This fear may ultimately be unfounded. Firstly, the intermediary market is unlikely to have one ‘winner’ – is not the next itunes, for example. Unlike in property, takeaway food, or dating sites, there are only limited network effects. Secondly, there is competitive tension between online travel agencies and metasearch companies already. While this makes it more difficult and expensive for hotels to pursue a ‘direct’ strategy, it reduces the risk of relying on a single distributor with increased market power.

So what is the ‘right’ strategic response to the evolving distribution landscape? An interesting way to approach this question is to ask a slightly different one – what would you do if all your bookings came through an intermediary? This might sound like an odd question, but it is one that has been asked – and answered – in industries where large aggregators have taken a dominant role already – such as car insurance brokerage and retail.

Pursuing an ‘all in’ strategy would require hotel operators to do a number of things differently:

  1. Rework their rate architecture to suit consumers seeking certain prices and deals, as well as those seeking certainty, choice and service. This is not as straightforward as it sounds and, surprisingly, little new thinking has been done since hotels worked out they could charge some customers more for flexibility and breakfast. There are many possible solutions, from discounted rates with less certainty over room type, to fully unbundled rates with limited service options.
  2. More actively ‘trading’ position on intermediaries, allowing operators to know where they are positioned on price at critical booking times, and not giving away too much or too little. They need to manage their presence across multiple intermediaries, and having simple trading parameters that allow for relatively rapid price adjustments.
  3. Developing a revenue management approach which ‘works’ through intermediaries. We recently monitored about 1000 resort hotels in Europe for a study on revenue management. Plenty of progress has been made in assessing demand forecasts, pricing up key peak periods, and pricing down tricky periods. However, insufficient attention has been placed on how these prices actually look when presented to consumers or on the longer term impact on behaviours. For example, a few operators were sticking stubbornly to a high early season price followed by a significant drop six months later, which is likely to upset many of their loyal early bookers. It is better to use a combination of different rate types, smaller pricing moves and bolder promotions to engineer larger discounts on restricted rates that do not offend the full rate consumer.
  4. Set prices to take advantage of peaks and troughs in booking demand. In a recent OC&C study, we found that often only 20% of hotel/room type combinations were available 9-12 months in advance compared to later in the booking cycle. There is therefore a good opportunity to take greater share and capture early bookings with the right price and promotional offer.
  5. Concentrate and divert investment towards delivering a high quality experience that reviews well. This means reallocating spend from brand marketing (where, unless an operator is of sufficient scale, they are likely to be outspent), and investing instead in technology, training and people who can deliver a high quality and consistent service experience.
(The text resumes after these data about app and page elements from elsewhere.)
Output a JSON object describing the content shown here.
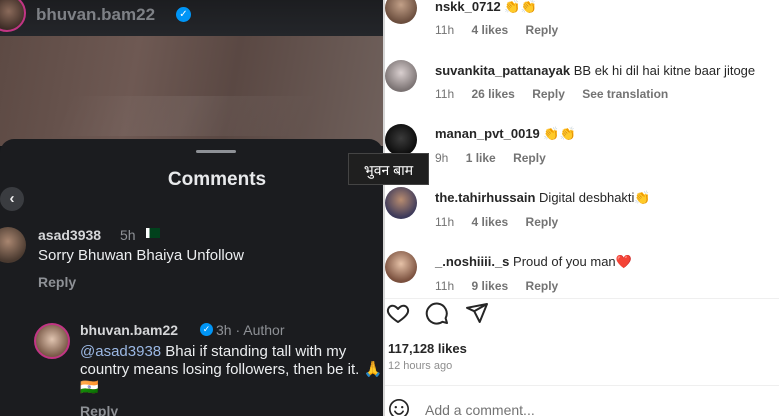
{
  "story": {
    "username": "bhuvan.bam22",
    "sheet_title": "Comments",
    "back_glyph": "‹",
    "comments": [
      {
        "user": "asad3938",
        "time": "5h",
        "text": "Sorry Bhuwan Bhaiya Unfollow",
        "reply": "Reply"
      },
      {
        "user": "bhuvan.bam22",
        "time": "3h · Author",
        "mention": "@asad3938",
        "text": " Bhai if standing tall with my country means losing followers, then be it. 🙏 🇮🇳",
        "reply": "Reply"
      }
    ]
  },
  "tooltip": "भुवन बाम",
  "comments": [
    {
      "user": "nskk_0712",
      "text": "👏👏",
      "time": "11h",
      "likes": "4 likes",
      "reply": "Reply",
      "extra": ""
    },
    {
      "user": "suvankita_pattanayak",
      "text": "BB ek hi dil hai kitne baar jitoge",
      "time": "11h",
      "likes": "26 likes",
      "reply": "Reply",
      "extra": "See translation"
    },
    {
      "user": "manan_pvt_0019",
      "text": "👏👏",
      "time": "9h",
      "likes": "1 like",
      "reply": "Reply",
      "extra": ""
    },
    {
      "user": "the.tahirhussain",
      "text": "Digital desbhakti👏",
      "time": "11h",
      "likes": "4 likes",
      "reply": "Reply",
      "extra": ""
    },
    {
      "user": "_.noshiiii._s",
      "text": "Proud of you man❤️",
      "time": "11h",
      "likes": "9 likes",
      "reply": "Reply",
      "extra": ""
    }
  ],
  "post": {
    "likes": "117,128 likes",
    "ago": "12 hours ago",
    "add_comment_placeholder": "Add a comment..."
  },
  "icons": [
    "heart-icon",
    "comment-icon",
    "share-icon",
    "emoji-icon",
    "verified-icon",
    "back-icon"
  ]
}
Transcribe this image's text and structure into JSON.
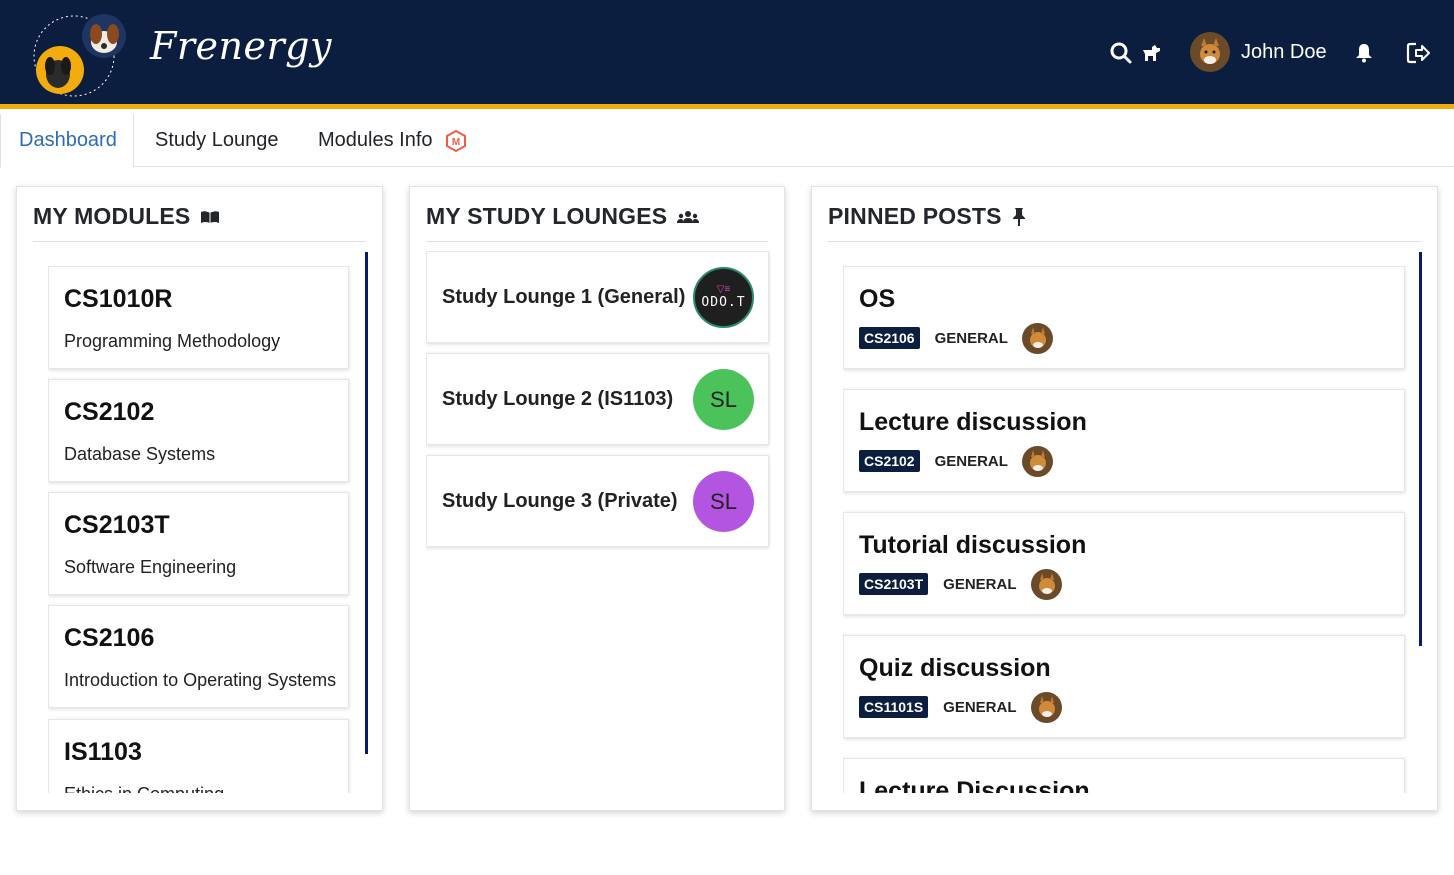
{
  "header": {
    "brand": "Frenergy",
    "user_name": "John Doe"
  },
  "tabs": [
    {
      "label": "Dashboard",
      "active": true
    },
    {
      "label": "Study Lounge",
      "active": false
    },
    {
      "label": "Modules Info",
      "active": false
    }
  ],
  "modules_panel": {
    "title": "MY MODULES",
    "items": [
      {
        "code": "CS1010R",
        "name": "Programming Methodology"
      },
      {
        "code": "CS2102",
        "name": "Database Systems"
      },
      {
        "code": "CS2103T",
        "name": "Software Engineering"
      },
      {
        "code": "CS2106",
        "name": "Introduction to Operating Systems"
      },
      {
        "code": "IS1103",
        "name": "Ethics in Computing"
      }
    ]
  },
  "lounges_panel": {
    "title": "MY STUDY LOUNGES",
    "items": [
      {
        "name": "Study Lounge 1 (General)",
        "avatar_text": "ODO.T",
        "avatar_color": "#1f1f1f"
      },
      {
        "name": "Study Lounge 2 (IS1103)",
        "avatar_text": "SL",
        "avatar_color": "#4cc35a"
      },
      {
        "name": "Study Lounge 3 (Private)",
        "avatar_text": "SL",
        "avatar_color": "#b355e0"
      }
    ]
  },
  "posts_panel": {
    "title": "PINNED POSTS",
    "items": [
      {
        "title": "OS",
        "module": "CS2106",
        "category": "GENERAL"
      },
      {
        "title": "Lecture discussion",
        "module": "CS2102",
        "category": "GENERAL"
      },
      {
        "title": "Tutorial discussion",
        "module": "CS2103T",
        "category": "GENERAL"
      },
      {
        "title": "Quiz discussion",
        "module": "CS1101S",
        "category": "GENERAL"
      },
      {
        "title": "Lecture Discussion",
        "module": "",
        "category": ""
      }
    ]
  },
  "colors": {
    "header_bg": "#0b1e3f",
    "header_accent": "#f2ac0d",
    "active_tab": "#2d6cb0",
    "scrollbar": "#0a1a70"
  }
}
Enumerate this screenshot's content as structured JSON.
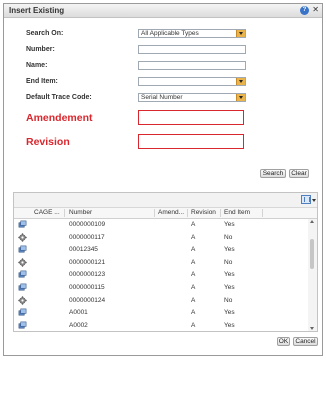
{
  "dialog": {
    "title": "Insert Existing"
  },
  "search": {
    "search_on_label": "Search On:",
    "search_on_value": "All Applicable Types",
    "number_label": "Number:",
    "number_value": "",
    "name_label": "Name:",
    "name_value": "",
    "end_item_label": "End Item:",
    "end_item_value": "",
    "trace_label": "Default Trace Code:",
    "trace_value": "Serial Number",
    "amendment_label": "Amendement",
    "amendment_value": "",
    "revision_label": "Revision",
    "revision_value": "",
    "search_button": "Search",
    "clear_button": "Clear"
  },
  "grid": {
    "columns": [
      "CAGE ...",
      "Number",
      "Amend...",
      "Revision",
      "End Item"
    ],
    "rows": [
      {
        "icon": "part-icon",
        "cage": "",
        "number": "0000000109",
        "amendment": "",
        "revision": "A",
        "end_item": "Yes"
      },
      {
        "icon": "gear-part-icon",
        "cage": "",
        "number": "0000000117",
        "amendment": "",
        "revision": "A",
        "end_item": "No"
      },
      {
        "icon": "part-icon",
        "cage": "",
        "number": "00012345",
        "amendment": "",
        "revision": "A",
        "end_item": "Yes"
      },
      {
        "icon": "gear-part-icon",
        "cage": "",
        "number": "0000000121",
        "amendment": "",
        "revision": "A",
        "end_item": "No"
      },
      {
        "icon": "part-icon",
        "cage": "",
        "number": "0000000123",
        "amendment": "",
        "revision": "A",
        "end_item": "Yes"
      },
      {
        "icon": "part-icon",
        "cage": "",
        "number": "0000000115",
        "amendment": "",
        "revision": "A",
        "end_item": "Yes"
      },
      {
        "icon": "gear-part-icon",
        "cage": "",
        "number": "0000000124",
        "amendment": "",
        "revision": "A",
        "end_item": "No"
      },
      {
        "icon": "part-icon",
        "cage": "",
        "number": "A0001",
        "amendment": "",
        "revision": "A",
        "end_item": "Yes"
      },
      {
        "icon": "part-icon",
        "cage": "",
        "number": "A0002",
        "amendment": "",
        "revision": "A",
        "end_item": "Yes"
      }
    ]
  },
  "footer": {
    "ok_button": "OK",
    "cancel_button": "Cancel"
  },
  "colors": {
    "accent_red": "#d8282e",
    "dropdown_orange": "#e9b44c",
    "help_blue": "#3a74c9"
  }
}
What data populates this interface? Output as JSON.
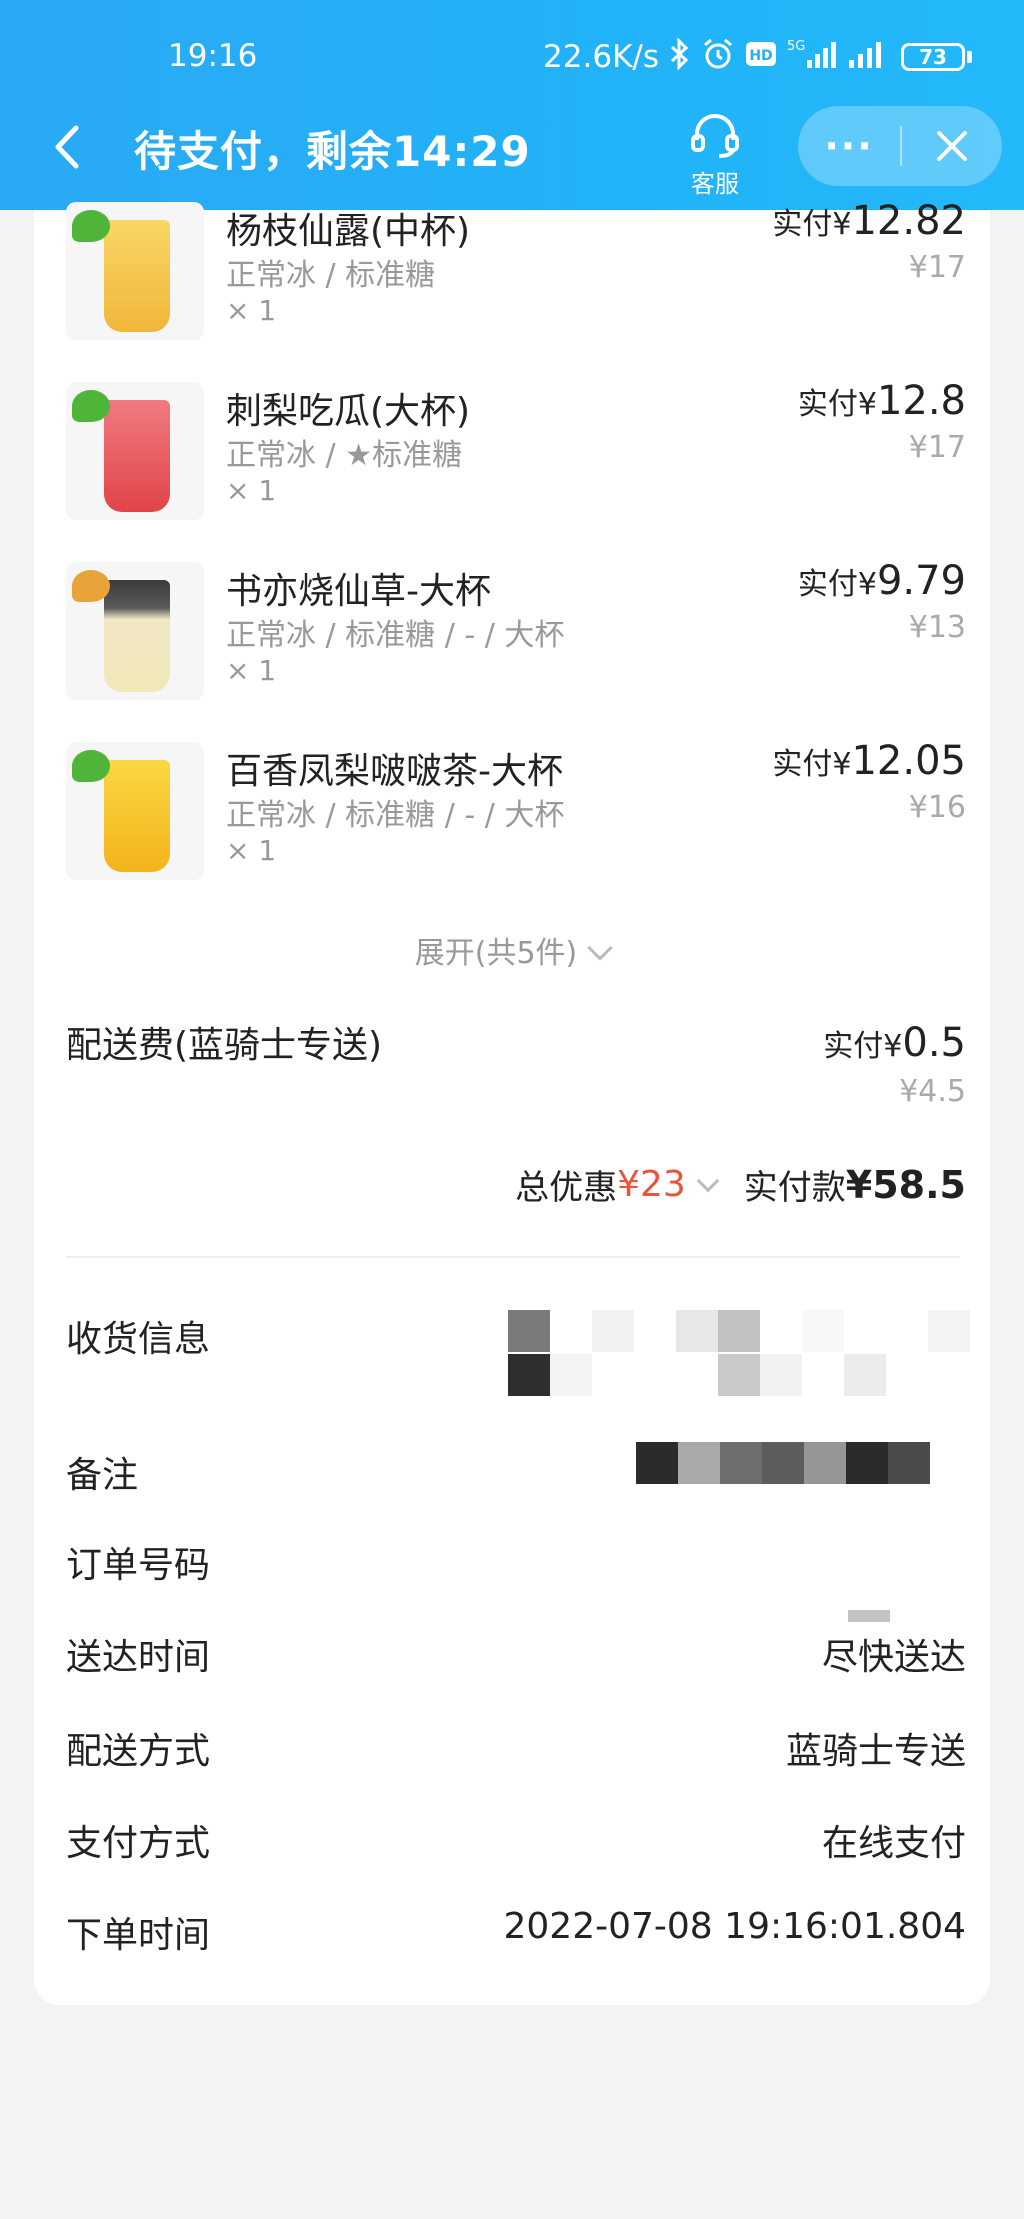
{
  "status_bar": {
    "time": "19:16",
    "net_speed": "22.6K/s",
    "battery": "73",
    "icons": [
      "bluetooth-icon",
      "alarm-icon",
      "hd-icon",
      "5g-signal-icon",
      "signal-icon"
    ]
  },
  "header": {
    "title": "待支付，剩余14:29",
    "service_label": "客服",
    "more_label": "···",
    "colors": {
      "header_bg": "#23b0f6",
      "text": "#ffffff"
    }
  },
  "items": [
    {
      "name": "杨枝仙露(中杯)",
      "spec": "正常冰 / 标准糖",
      "qty": "× 1",
      "pay_label": "实付",
      "currency": "¥",
      "pay_amount": "12.82",
      "original": "¥17",
      "cup_color": "#f5c64a"
    },
    {
      "name": "刺梨吃瓜(大杯)",
      "spec": "正常冰 / ★标准糖",
      "qty": "× 1",
      "pay_label": "实付",
      "currency": "¥",
      "pay_amount": "12.8",
      "original": "¥17",
      "cup_color": "#ef5f63"
    },
    {
      "name": "书亦烧仙草-大杯",
      "spec": "正常冰 / 标准糖 / - / 大杯",
      "qty": "× 1",
      "pay_label": "实付",
      "currency": "¥",
      "pay_amount": "9.79",
      "original": "¥13",
      "cup_color": "#e9dfb8"
    },
    {
      "name": "百香凤梨啵啵茶-大杯",
      "spec": "正常冰 / 标准糖 / - / 大杯",
      "qty": "× 1",
      "pay_label": "实付",
      "currency": "¥",
      "pay_amount": "12.05",
      "original": "¥16",
      "cup_color": "#f7c21d"
    }
  ],
  "expand_label": "展开(共5件)",
  "delivery_fee": {
    "label": "配送费(蓝骑士专送)",
    "pay_label": "实付",
    "currency": "¥",
    "pay_amount": "0.5",
    "original": "¥4.5"
  },
  "totals": {
    "discount_label": "总优惠",
    "discount_amount": "¥23",
    "paid_label": "实付款",
    "paid_amount": "¥58.5",
    "accent": "#e9543c"
  },
  "info": {
    "receiver_label": "收货信息",
    "remark_label": "备注",
    "order_no_label": "订单号码",
    "delivery_time_label": "送达时间",
    "delivery_time_value": "尽快送达",
    "delivery_method_label": "配送方式",
    "delivery_method_value": "蓝骑士专送",
    "payment_method_label": "支付方式",
    "payment_method_value": "在线支付",
    "order_time_label": "下单时间",
    "order_time_value": "2022-07-08 19:16:01.804"
  }
}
This may seem a daunting switch from the current approach, but the financial ‘maths’ adds up. Selling through an intermediary may actually be a relatively low-cost way of ensuring high occupancy, early build of business on the books, robust net yields, and good growth in new customer volumes.

This is a contrarian strategy that goes against a lot of commonly held wisdom over how to respond to the growth of intermediaries. But sometimes the results can be worth the risk.